Drugs with different chemical structures can provide new options, researchers say

By Bradley J. Fikes | 8 a.m. May 9, 2016

Health insurers and patients could safely save many billions of dollars annually by swapping out a more expensive drug for a less expensive generic in the same class of drugs, according to a study published Monday.

The suggestion goes beyond the common practice of substituting a generic drug for a brand-name drug with the identical active ingredient. The researchers say that in many instances, a generic with a different chemical makeup, prescribed for the same disease, could work just as well. This is called therapeutic substitution

For example, a brand-name proton pump inhibitor, used to reduce acid reflux, could be replaced with a generic proton pump inhibitor with a different active ingredient. In many cases, the benefits would be the same. To pay more for the same benefit is just excess spending, the researchers say.

Excess spending of $73 billion took place between 2010 and 2012, the study concluded. Researchers examined prescription data on 107,123 patients, using the Medical Expenditure Panel Survey from the Department of Health and Human Services.

Of the total excess spending during that period, patients paid 33 percent, or $24.6 billion, out of pocket.

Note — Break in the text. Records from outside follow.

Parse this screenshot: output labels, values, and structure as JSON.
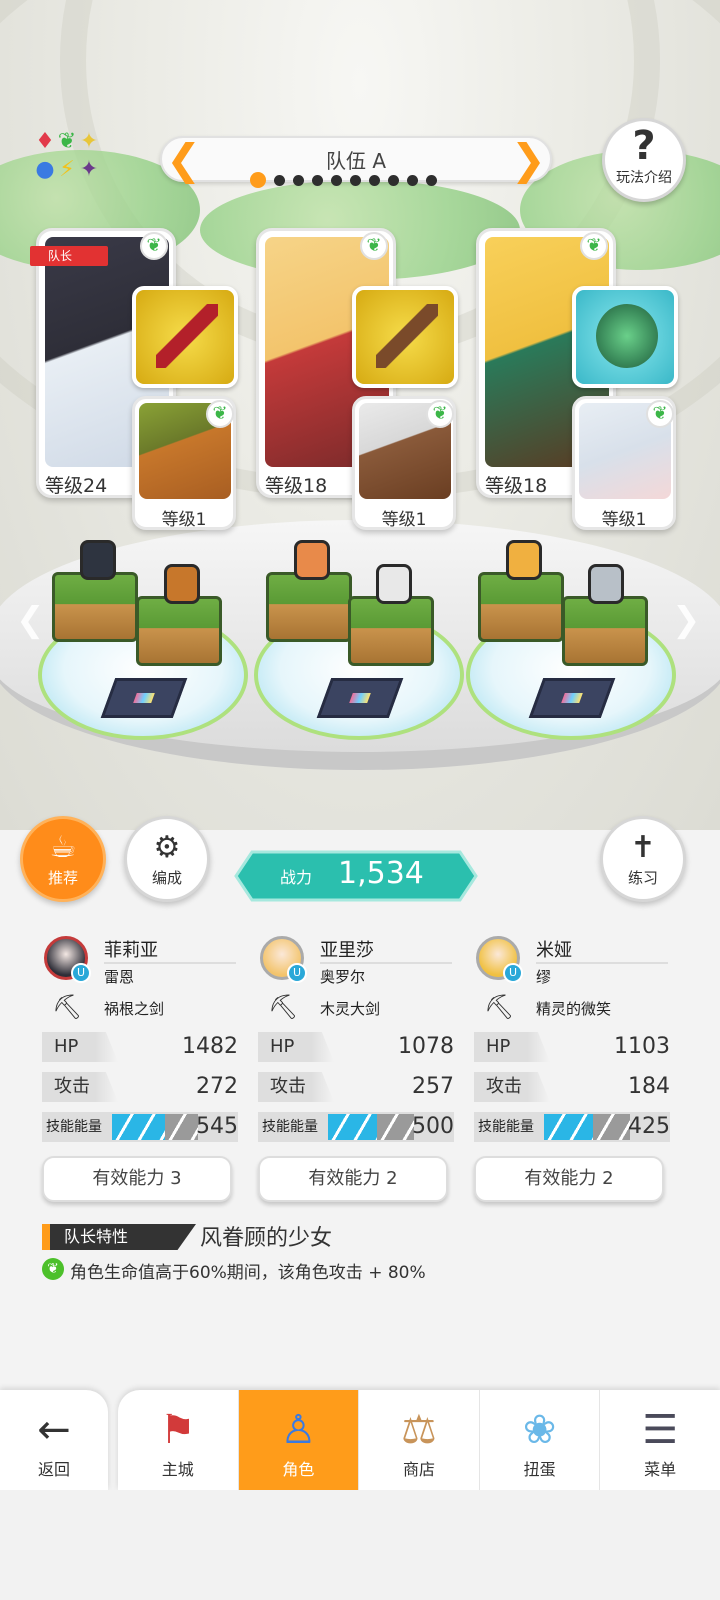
{
  "header": {
    "team_title": "队伍 A",
    "team_pages": 10,
    "active_team_index": 0,
    "help_label": "玩法介绍"
  },
  "element_icons": [
    "diamond-red-icon",
    "leaf-green-icon",
    "star-yellow-icon",
    "circle-blue-icon",
    "bolt-yellow-icon",
    "star-purple-icon"
  ],
  "heroes": [
    {
      "captain_tag": "队长",
      "main_level": "等级24",
      "sub_level": "等级1",
      "portrait_color": "#2e2e38",
      "weapon_bg": "#e6c21a",
      "weapon_color": "#b3202a",
      "sub_color": "#c7772b"
    },
    {
      "main_level": "等级18",
      "sub_level": "等级1",
      "portrait_color": "#f3c46c",
      "weapon_bg": "#e6c21a",
      "weapon_color": "#7a4a2a",
      "sub_color": "#8a5a3a"
    },
    {
      "main_level": "等级18",
      "sub_level": "等级1",
      "portrait_color": "#f0c040",
      "weapon_bg": "#5ed0d8",
      "weapon_color": "#3a8a5a",
      "sub_color": "#d8e0ea"
    }
  ],
  "actions": {
    "recommend_label": "推荐",
    "formation_label": "编成",
    "practice_label": "练习",
    "power_label": "战力",
    "power_value": "1,534"
  },
  "details": [
    {
      "name": "菲莉亚",
      "sub_name": "雷恩",
      "weapon": "祸根之剑",
      "hp_label": "HP",
      "hp": "1482",
      "atk_label": "攻击",
      "atk": "272",
      "energy_label": "技能能量",
      "energy": "545",
      "energy_fraction": 0.62,
      "ability_label": "有效能力 3"
    },
    {
      "name": "亚里莎",
      "sub_name": "奥罗尔",
      "weapon": "木灵大剑",
      "hp_label": "HP",
      "hp": "1078",
      "atk_label": "攻击",
      "atk": "257",
      "energy_label": "技能能量",
      "energy": "500",
      "energy_fraction": 0.57,
      "ability_label": "有效能力 2"
    },
    {
      "name": "米娅",
      "sub_name": "缪",
      "weapon": "精灵的微笑",
      "hp_label": "HP",
      "hp": "1103",
      "atk_label": "攻击",
      "atk": "184",
      "energy_label": "技能能量",
      "energy": "425",
      "energy_fraction": 0.57,
      "ability_label": "有效能力 2"
    }
  ],
  "captain_trait": {
    "tag": "队长特性",
    "name": "风眷顾的少女",
    "description": "角色生命值高于60%期间，该角色攻击 + 80%"
  },
  "nav": {
    "back_label": "返回",
    "items": [
      {
        "label": "主城",
        "icon": "castle-icon"
      },
      {
        "label": "角色",
        "icon": "character-icon",
        "active": true
      },
      {
        "label": "商店",
        "icon": "shop-icon"
      },
      {
        "label": "扭蛋",
        "icon": "gacha-icon"
      },
      {
        "label": "菜单",
        "icon": "menu-icon"
      }
    ]
  },
  "colors": {
    "accent": "#ff9c1a",
    "power_teal": "#2bbfae",
    "energy_blue": "#2ab6e6",
    "leaf_green": "#3cb648"
  }
}
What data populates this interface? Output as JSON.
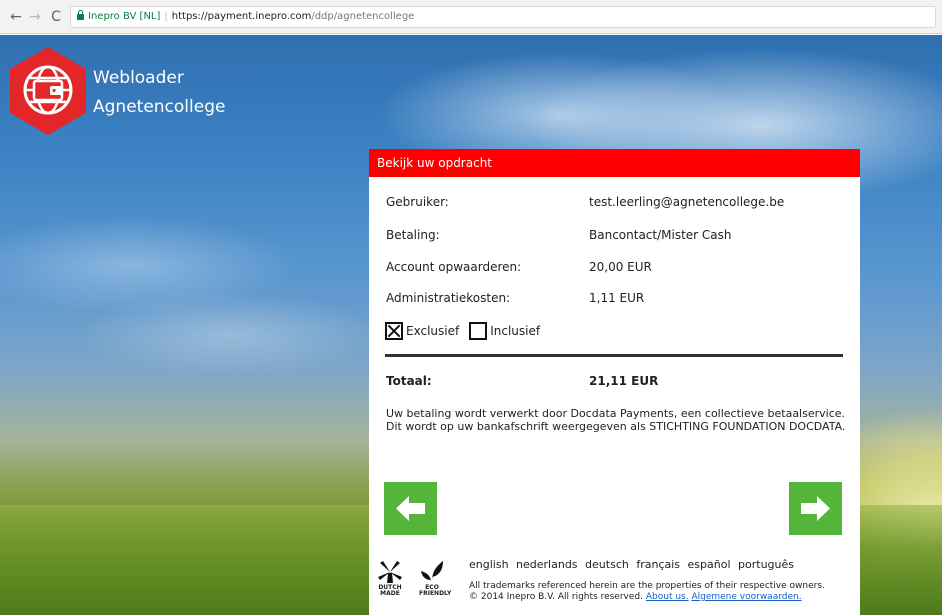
{
  "browser": {
    "secure_label": "Inepro BV [NL]",
    "url_host": "https://payment.inepro.com",
    "url_path": "/ddp/agnetencollege"
  },
  "logo": {
    "line1": "Webloader",
    "line2": "Agnetencollege",
    "icon": "globe-wallet-icon"
  },
  "panel": {
    "header": "Bekijk uw opdracht",
    "rows": [
      {
        "label": "Gebruiker:",
        "value": "test.leerling@agnetencollege.be"
      },
      {
        "label": "Betaling:",
        "value": "Bancontact/Mister Cash"
      },
      {
        "label": "Account opwaarderen:",
        "value": "20,00 EUR"
      },
      {
        "label": "Administratiekosten:",
        "value": "1,11 EUR"
      }
    ],
    "options": [
      {
        "label": "Exclusief",
        "checked": true
      },
      {
        "label": "Inclusief",
        "checked": false
      }
    ],
    "total_label": "Totaal:",
    "total_value": "21,11 EUR",
    "info": "Uw betaling wordt verwerkt door Docdata Payments, een collectieve betaalservice. Dit wordt op uw bankafschrift weergegeven als STICHTING FOUNDATION DOCDATA.",
    "back_icon": "arrow-left-icon",
    "next_icon": "arrow-right-icon"
  },
  "footer": {
    "badge1": {
      "line1": "DUTCH",
      "line2": "MADE"
    },
    "badge2": {
      "line1": "ECO",
      "line2": "FRIENDLY"
    },
    "languages": [
      "english",
      "nederlands",
      "deutsch",
      "français",
      "español",
      "português"
    ],
    "trademark": "All trademarks referenced herein are the properties of their respective owners.",
    "copyright": "© 2014 Inepro B.V. All rights reserved.",
    "link_about": "About us.",
    "link_terms": "Algemene voorwaarden."
  },
  "colors": {
    "accent_red": "#ff0000",
    "logo_red": "#e32728",
    "button_green": "#55b43a",
    "link_blue": "#1a5fc9"
  }
}
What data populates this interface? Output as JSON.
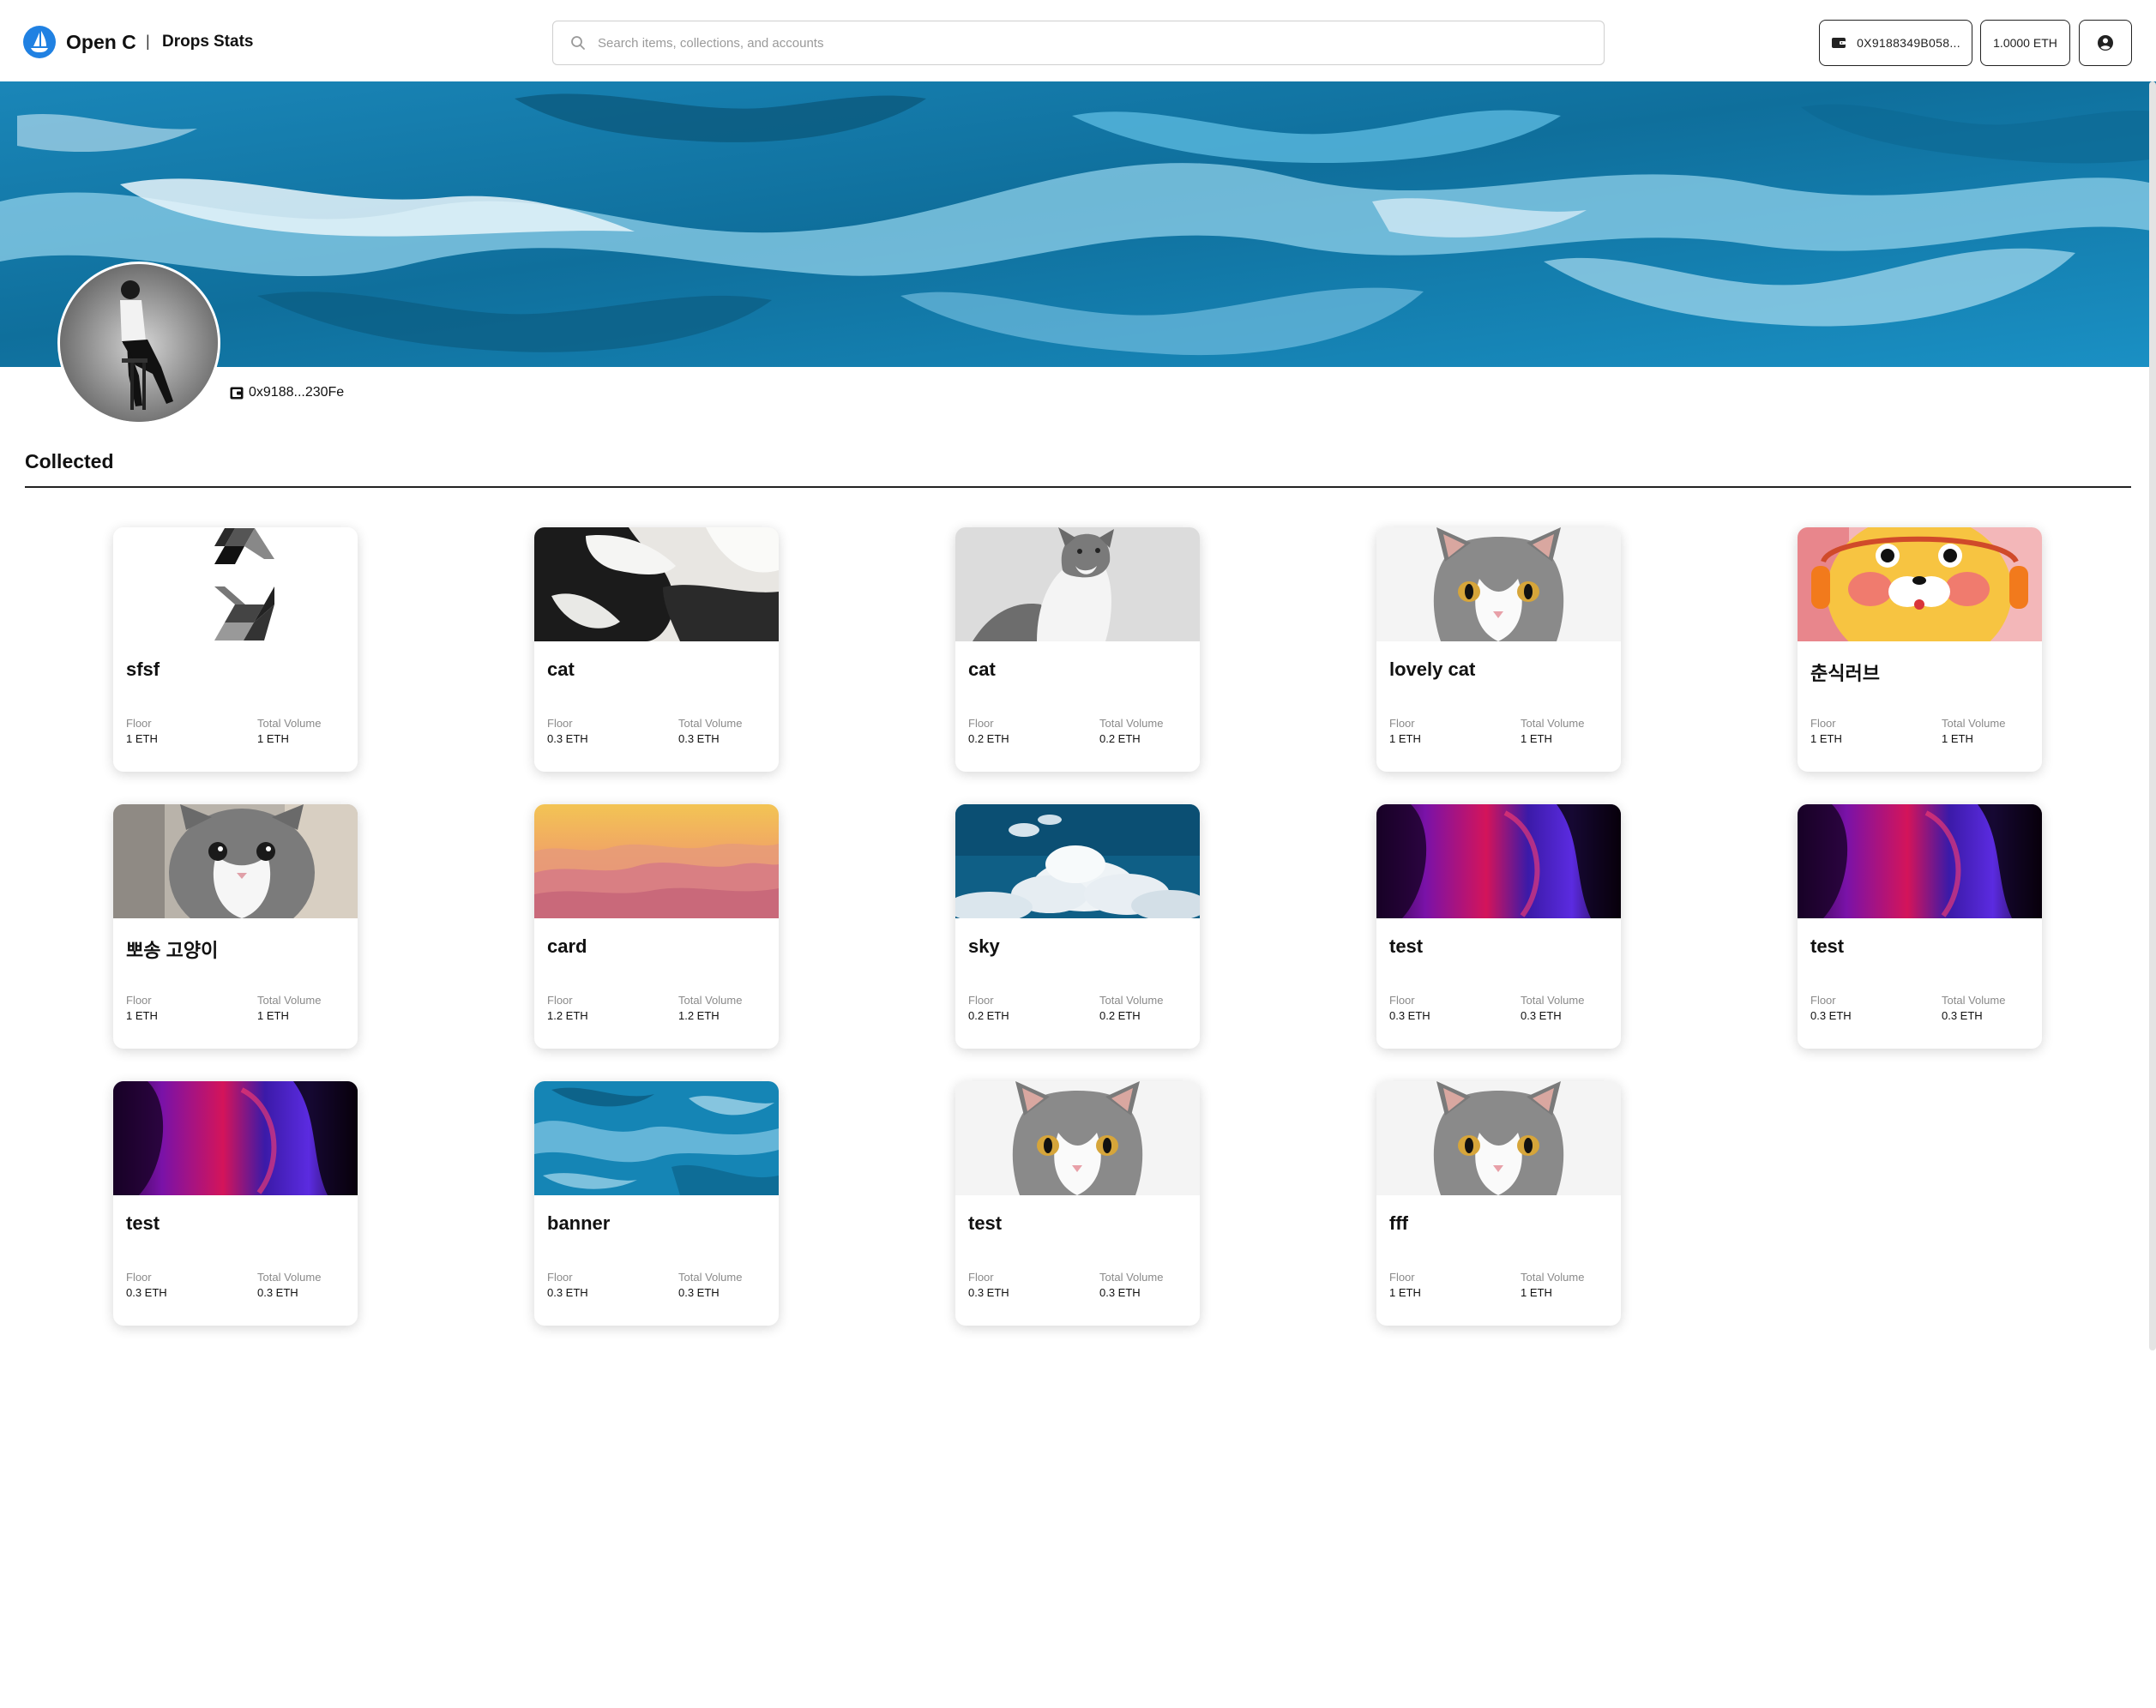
{
  "header": {
    "logo_text": "Open C",
    "separator": "|",
    "nav": [
      {
        "label": "Drops"
      },
      {
        "label": "Stats"
      }
    ],
    "search_placeholder": "Search items, collections, and accounts",
    "wallet_address": "0X9188349B058...",
    "balance": "1.0000 ETH"
  },
  "profile": {
    "address": "0x9188...230Fe"
  },
  "section": {
    "title": "Collected"
  },
  "stat_labels": {
    "floor": "Floor",
    "volume": "Total Volume"
  },
  "items": [
    {
      "name": "sfsf",
      "floor": "1 ETH",
      "volume": "1 ETH",
      "image": "solidity-logo"
    },
    {
      "name": "cat",
      "floor": "0.3 ETH",
      "volume": "0.3 ETH",
      "image": "black-white-cat"
    },
    {
      "name": "cat",
      "floor": "0.2 ETH",
      "volume": "0.2 ETH",
      "image": "grey-cat-looking-up"
    },
    {
      "name": "lovely cat",
      "floor": "1 ETH",
      "volume": "1 ETH",
      "image": "grey-white-cat"
    },
    {
      "name": "춘식러브",
      "floor": "1 ETH",
      "volume": "1 ETH",
      "image": "cartoon-cat-headphones"
    },
    {
      "name": "뽀송 고양이",
      "floor": "1 ETH",
      "volume": "1 ETH",
      "image": "fluffy-kitten"
    },
    {
      "name": "card",
      "floor": "1.2 ETH",
      "volume": "1.2 ETH",
      "image": "sunset-mountains"
    },
    {
      "name": "sky",
      "floor": "0.2 ETH",
      "volume": "0.2 ETH",
      "image": "sky-clouds"
    },
    {
      "name": "test",
      "floor": "0.3 ETH",
      "volume": "0.3 ETH",
      "image": "neon-abstract"
    },
    {
      "name": "test",
      "floor": "0.3 ETH",
      "volume": "0.3 ETH",
      "image": "neon-abstract"
    },
    {
      "name": "test",
      "floor": "0.3 ETH",
      "volume": "0.3 ETH",
      "image": "neon-abstract"
    },
    {
      "name": "banner",
      "floor": "0.3 ETH",
      "volume": "0.3 ETH",
      "image": "blue-marble"
    },
    {
      "name": "test",
      "floor": "0.3 ETH",
      "volume": "0.3 ETH",
      "image": "grey-white-cat"
    },
    {
      "name": "fff",
      "floor": "1 ETH",
      "volume": "1 ETH",
      "image": "grey-white-cat"
    }
  ],
  "colors": {
    "brand": "#2081e2",
    "banner_blue": "#1a8fc4"
  }
}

The study was published in JAMA Internal Medicine. It was authored by Michael E. Johansen, M.D., of The Ohio State University in Columbus; and Caroline Richardson, M.D., of the University of Michigan, Ann Arbor. It can be found at http://j.mp/drugsubs.

The most excess money was spent on statins to lower cholesterol, with an excess expenditure of $10.9 billion; and atypical antipsychotics for mental disorders, with a $9.9 billion excess. Proton pump inhibitors to reduce stomach acid incurred an extra expense of $6.12 billion; and selective serotonin reuptake inhibitors, for depression, $6.08 billion.

“A previous study showed substantial potential savings if therapeutic substitution were introduced to Medicare Part D,” the authors stated. “In addition, a nationally representative study showed high levels of branded proton pump inhibitor (PPI) use and expenditure between 2007 and 2011 when a therapeutically equivalent generic medication was available.”

Certain classes of drugs were omitted from the analysis, including some antibiotics and respiratory drugs and testosterone. Insulin was also omitted, because no generic form is available.

The study’s cost savings estimates are correct, said Jonathan Watanabe, an assistant professor in the Skaggs School of Pharmacy and Pharmaceutical Sciences at UC San Diego. Watanabe wrote his doctor of pharmacy thesis on the subject.

“It’s been demonstrated in several studies that there’s a lot of money being left on the table, because we’re not using generics as effectively as we could be,” Watanabe said.

Substitution may actually improve patient health, Watanabe said. Those who have trouble affording expensive brand-name drugs are apt to fall out of compliance, losing all benefit from the drug they never take. And that may mean greater expenses down the road, if patients are hospitalized for a condition that faithful adherence to their medications could have averted.

“If we could keep them more adherent, we could reduce health system costs,” he said.

Putting therapeutic substitution into practice will require better communication between doctors and pharmacists, and systems they use need to be redesigned, said author Johansen.

“The health care systems, the medical records systems, should be more aligned toward getting the easiest, cheapest, best drug into the patient’s hands,” Johansen said.

To do that, spreading the knowledge that pharmacists have is essential, he said.